PROVIDED ENTRIES:
★ ★ ★ ★ ★ ★ ★
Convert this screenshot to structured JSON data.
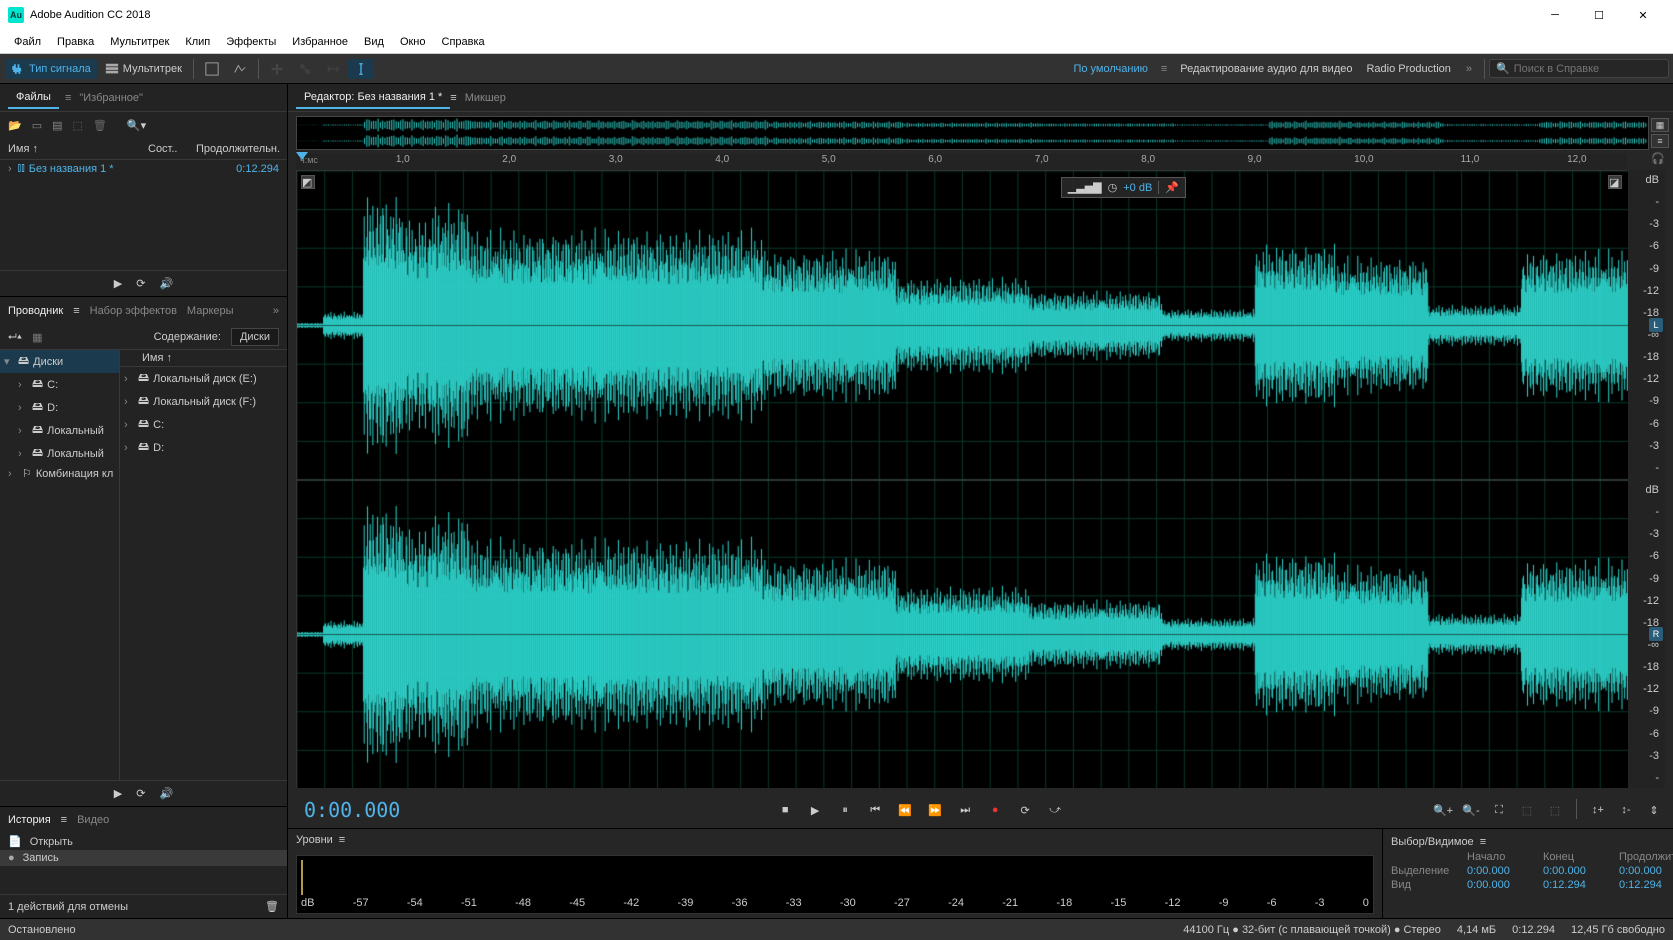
{
  "app": {
    "title": "Adobe Audition CC 2018",
    "logo": "Au"
  },
  "menu": [
    "Файл",
    "Правка",
    "Мультитрек",
    "Клип",
    "Эффекты",
    "Избранное",
    "Вид",
    "Окно",
    "Справка"
  ],
  "toolbar": {
    "waveform": "Тип сигнала",
    "multitrack": "Мультитрек",
    "workspace_default": "По умолчанию",
    "workspace_video": "Редактирование аудио для видео",
    "workspace_radio": "Radio Production",
    "search_placeholder": "Поиск в Справке"
  },
  "files": {
    "tab_files": "Файлы",
    "tab_fav": "\"Избранное\"",
    "col_name": "Имя ↑",
    "col_state": "Сост..",
    "col_duration": "Продолжительн.",
    "item_name": "Без названия 1 *",
    "item_duration": "0:12.294"
  },
  "explorer": {
    "tab_explorer": "Проводник",
    "tab_effects": "Набор эффектов",
    "tab_markers": "Маркеры",
    "label_content": "Содержание:",
    "label_disks": "Диски",
    "col_name": "Имя ↑",
    "tree_left": [
      "Диски",
      "C:",
      "D:",
      "Локальный",
      "Локальный",
      "Комбинация кл"
    ],
    "tree_right": [
      "Локальный диск (E:)",
      "Локальный диск (F:)",
      "C:",
      "D:"
    ]
  },
  "history": {
    "tab_history": "История",
    "tab_video": "Видео",
    "item_open": "Открыть",
    "item_record": "Запись",
    "undo_text": "1 действий для отмены"
  },
  "editor": {
    "tab_editor": "Редактор: Без названия 1 *",
    "tab_mixer": "Микшер",
    "hms_label": "ч:мс",
    "timeline_ticks": [
      "1,0",
      "2,0",
      "3,0",
      "4,0",
      "5,0",
      "6,0",
      "7,0",
      "8,0",
      "9,0",
      "10,0",
      "11,0",
      "12,0"
    ],
    "hud_db": "+0 dB",
    "db_unit": "dB",
    "db_ticks": [
      "dB",
      "-",
      "-3",
      "-6",
      "-9",
      "-12",
      "-18",
      "-∞",
      "-18",
      "-12",
      "-9",
      "-6",
      "-3",
      "-"
    ],
    "ch_l": "L",
    "ch_r": "R",
    "timecode": "0:00.000"
  },
  "levels": {
    "title": "Уровни",
    "db_unit": "dB",
    "scale": [
      "-57",
      "-54",
      "-51",
      "-48",
      "-45",
      "-42",
      "-39",
      "-36",
      "-33",
      "-30",
      "-27",
      "-24",
      "-21",
      "-18",
      "-15",
      "-12",
      "-9",
      "-6",
      "-3",
      "0"
    ]
  },
  "selection": {
    "title": "Выбор/Видимое",
    "col_start": "Начало",
    "col_end": "Конец",
    "col_dur": "Продолжительность",
    "row_sel": "Выделение",
    "row_view": "Вид",
    "sel_start": "0:00.000",
    "sel_end": "0:00.000",
    "sel_dur": "0:00.000",
    "view_start": "0:00.000",
    "view_end": "0:12.294",
    "view_dur": "0:12.294"
  },
  "status": {
    "stopped": "Остановлено",
    "format": "44100 Гц ● 32-бит (с плавающей точкой) ● Стерео",
    "size": "4,14 мБ",
    "dur": "0:12.294",
    "free": "12,45 Гб свободно"
  }
}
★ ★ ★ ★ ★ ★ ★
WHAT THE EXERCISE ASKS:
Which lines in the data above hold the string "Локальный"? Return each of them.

RESPONSE TO THE EXERCISE:
      "Локальный",
      "Локальный",
      "Локальный диск (E:)",
      "Локальный диск (F:)",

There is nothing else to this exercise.